Weekly Wellness Aetiologies:

Massage Mondays: Masseuse claims the issue is behavioural: my back is tight because I lift weights, and my back is tight because I sit at a desk too much for school (he says this when I tell him I’m an anthropology major. “Anthropology? You must be at your desk a lot.”)

Tea Social: N/A: No programming or instruction available. With the Tea Social there is an implicit diagnosis about lack of socialization, though there is no aetiology provided.

Mindfulness Wednesdays (Meditation): Environmental/natural aetiology. You will always be bombarded with things to do – we all get stressed, we are all mindless sometimes. Thus, we need to learn how to deal with the barrage and live in a mindful way.

Get Crafty: Environmental Aetiology: Last week when I attended Get Crafty, our craft was to make envelopes and decorate them. This was supposed to inspire us to write hand-written letters to loved ones. The instructor went through a familiar script about how technology is making us stressed – let’s slow down and write by hand and get away from electronics.

The aetiologies provided are general, as any student could experience unwellness, which a given aetiology could explain. These explanations of unwellness are not only general, but point to processes over which the student has no control. The student can’t abandon technology, or school altogether. What are the aetiologies of the unwell student?

Affective Experience of Fieldwork

By Laura Beach

About half-way through the semester I decided to take an engaged/experimental ethnographic approach, which helped expose particular modes and relations of power. I found blending activism and academia to be confusing and muddy; an uncomfortable subject position opens up in the simultaneous performance of personal politics and research. From the get-go I was already feeling the emotional toll of putting myself out there as an individual, with a cause, knocking on proverbia doors (in reality: exchanging emails) and seeking to enact change. The over-arching affective landscape that was carved out, was one of rolling hills, the dips and rises of feelings of anxiety, of frustration, of foolishness, of despair, and of hope. There was the sinking feeling in my gut when I saw an email response pop up in my inbox, and a growing anxiety, and a flush of foolishness, as I read the response, and internalized it as if it were physical and not simply words on a screen. There was also a small seed of hope, and a tiny trumpet of triumph, as I drafted my reply, and sent it out into the cosmos.

This affective landscape led me to think about activist burn-out and the emotional toll of engaged research, as a mode of power. I found myself wondering how the emotional toll of pushing for change, and the difference between the labour of the activist (largely un or under-paid, unofficial and lacking material and social resources, and of a personal nature) and the labour of the administrator/official (largely paid, officially recognized, supported, and impersonal) relates to the maintenance of hegemonic discourses, practices and power relations. I resolved to look closer at the asymmetry of power within these relations, and the disempowering/demotivating effects of emotional exhaustion.
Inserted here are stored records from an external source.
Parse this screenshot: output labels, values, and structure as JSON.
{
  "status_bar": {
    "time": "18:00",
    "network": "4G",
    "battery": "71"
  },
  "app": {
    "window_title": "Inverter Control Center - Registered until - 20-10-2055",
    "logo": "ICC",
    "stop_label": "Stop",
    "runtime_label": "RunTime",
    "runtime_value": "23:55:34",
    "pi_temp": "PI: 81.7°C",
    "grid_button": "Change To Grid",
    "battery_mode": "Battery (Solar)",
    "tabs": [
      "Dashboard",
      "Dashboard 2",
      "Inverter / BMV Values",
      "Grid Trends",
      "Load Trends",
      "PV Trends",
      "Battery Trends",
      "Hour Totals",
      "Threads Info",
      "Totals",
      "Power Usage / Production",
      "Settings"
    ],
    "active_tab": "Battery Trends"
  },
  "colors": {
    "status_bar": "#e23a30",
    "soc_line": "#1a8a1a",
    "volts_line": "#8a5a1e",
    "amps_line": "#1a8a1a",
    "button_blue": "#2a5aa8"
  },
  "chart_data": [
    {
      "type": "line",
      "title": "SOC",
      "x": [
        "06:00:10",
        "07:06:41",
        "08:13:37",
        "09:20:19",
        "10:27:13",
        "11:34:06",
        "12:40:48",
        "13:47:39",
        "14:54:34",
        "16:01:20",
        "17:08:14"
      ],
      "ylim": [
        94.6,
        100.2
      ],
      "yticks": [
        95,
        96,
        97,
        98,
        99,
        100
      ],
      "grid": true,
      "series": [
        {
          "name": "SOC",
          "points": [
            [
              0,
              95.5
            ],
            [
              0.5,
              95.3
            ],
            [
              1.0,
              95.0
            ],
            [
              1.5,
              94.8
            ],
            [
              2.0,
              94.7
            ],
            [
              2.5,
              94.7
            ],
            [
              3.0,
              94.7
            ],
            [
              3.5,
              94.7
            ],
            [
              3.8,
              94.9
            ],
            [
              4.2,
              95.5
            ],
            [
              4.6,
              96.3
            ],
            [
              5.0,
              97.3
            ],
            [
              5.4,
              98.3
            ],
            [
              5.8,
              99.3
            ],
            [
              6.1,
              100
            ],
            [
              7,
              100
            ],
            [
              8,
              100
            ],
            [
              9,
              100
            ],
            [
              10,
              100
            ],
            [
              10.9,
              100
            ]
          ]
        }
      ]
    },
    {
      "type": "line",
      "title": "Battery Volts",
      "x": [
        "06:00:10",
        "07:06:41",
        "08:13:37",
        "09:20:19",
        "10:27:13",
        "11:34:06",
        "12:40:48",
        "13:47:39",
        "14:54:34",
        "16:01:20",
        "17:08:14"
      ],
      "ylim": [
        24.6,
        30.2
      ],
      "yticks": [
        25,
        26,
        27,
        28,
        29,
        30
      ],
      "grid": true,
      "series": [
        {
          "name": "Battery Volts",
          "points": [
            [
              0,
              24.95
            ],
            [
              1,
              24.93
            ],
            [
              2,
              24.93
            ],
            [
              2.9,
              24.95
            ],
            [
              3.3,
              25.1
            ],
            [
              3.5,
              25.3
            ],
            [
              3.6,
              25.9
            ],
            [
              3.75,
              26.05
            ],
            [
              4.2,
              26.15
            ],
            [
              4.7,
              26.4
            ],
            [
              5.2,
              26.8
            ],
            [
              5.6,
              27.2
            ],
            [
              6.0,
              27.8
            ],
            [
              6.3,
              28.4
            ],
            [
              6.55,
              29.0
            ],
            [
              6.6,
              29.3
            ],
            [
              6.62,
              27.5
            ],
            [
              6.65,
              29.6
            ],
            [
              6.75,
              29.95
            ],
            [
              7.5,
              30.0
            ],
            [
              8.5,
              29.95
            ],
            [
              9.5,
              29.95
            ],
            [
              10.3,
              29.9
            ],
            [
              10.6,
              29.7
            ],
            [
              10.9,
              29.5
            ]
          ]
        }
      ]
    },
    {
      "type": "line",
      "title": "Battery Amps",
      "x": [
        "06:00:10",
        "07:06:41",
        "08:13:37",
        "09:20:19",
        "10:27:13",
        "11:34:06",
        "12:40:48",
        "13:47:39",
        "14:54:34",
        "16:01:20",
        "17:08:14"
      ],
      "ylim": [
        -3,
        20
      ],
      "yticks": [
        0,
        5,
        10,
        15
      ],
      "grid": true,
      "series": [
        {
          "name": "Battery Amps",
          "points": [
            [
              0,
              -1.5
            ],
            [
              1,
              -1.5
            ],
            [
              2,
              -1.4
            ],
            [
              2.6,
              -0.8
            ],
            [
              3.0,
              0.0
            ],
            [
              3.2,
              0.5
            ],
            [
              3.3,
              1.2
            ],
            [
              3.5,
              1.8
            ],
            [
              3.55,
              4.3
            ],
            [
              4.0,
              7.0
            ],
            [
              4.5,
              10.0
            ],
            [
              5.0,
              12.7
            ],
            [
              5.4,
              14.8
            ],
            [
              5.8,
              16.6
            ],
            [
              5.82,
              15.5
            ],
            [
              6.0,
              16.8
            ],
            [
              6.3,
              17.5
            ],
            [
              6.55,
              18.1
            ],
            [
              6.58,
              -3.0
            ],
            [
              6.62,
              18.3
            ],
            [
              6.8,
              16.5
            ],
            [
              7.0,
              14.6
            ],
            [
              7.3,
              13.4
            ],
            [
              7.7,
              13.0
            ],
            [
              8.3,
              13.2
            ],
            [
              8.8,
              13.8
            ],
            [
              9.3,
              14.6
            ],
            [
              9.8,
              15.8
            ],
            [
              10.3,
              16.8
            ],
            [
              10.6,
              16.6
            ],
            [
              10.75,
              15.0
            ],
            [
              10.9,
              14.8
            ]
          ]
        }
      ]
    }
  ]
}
Toward the end of my fieldwork I reached out to CUPE 3902, for support and solidarity toward the changes I am hoping to enact, and was met with such a positive response I felt truly rejuvenated, re-energized and buoyed. This has led me to consider the relative power of the collective versus the individual and the role of emotional support and coalitional politics in transforming power relations, sustaining political movements, and enacting change.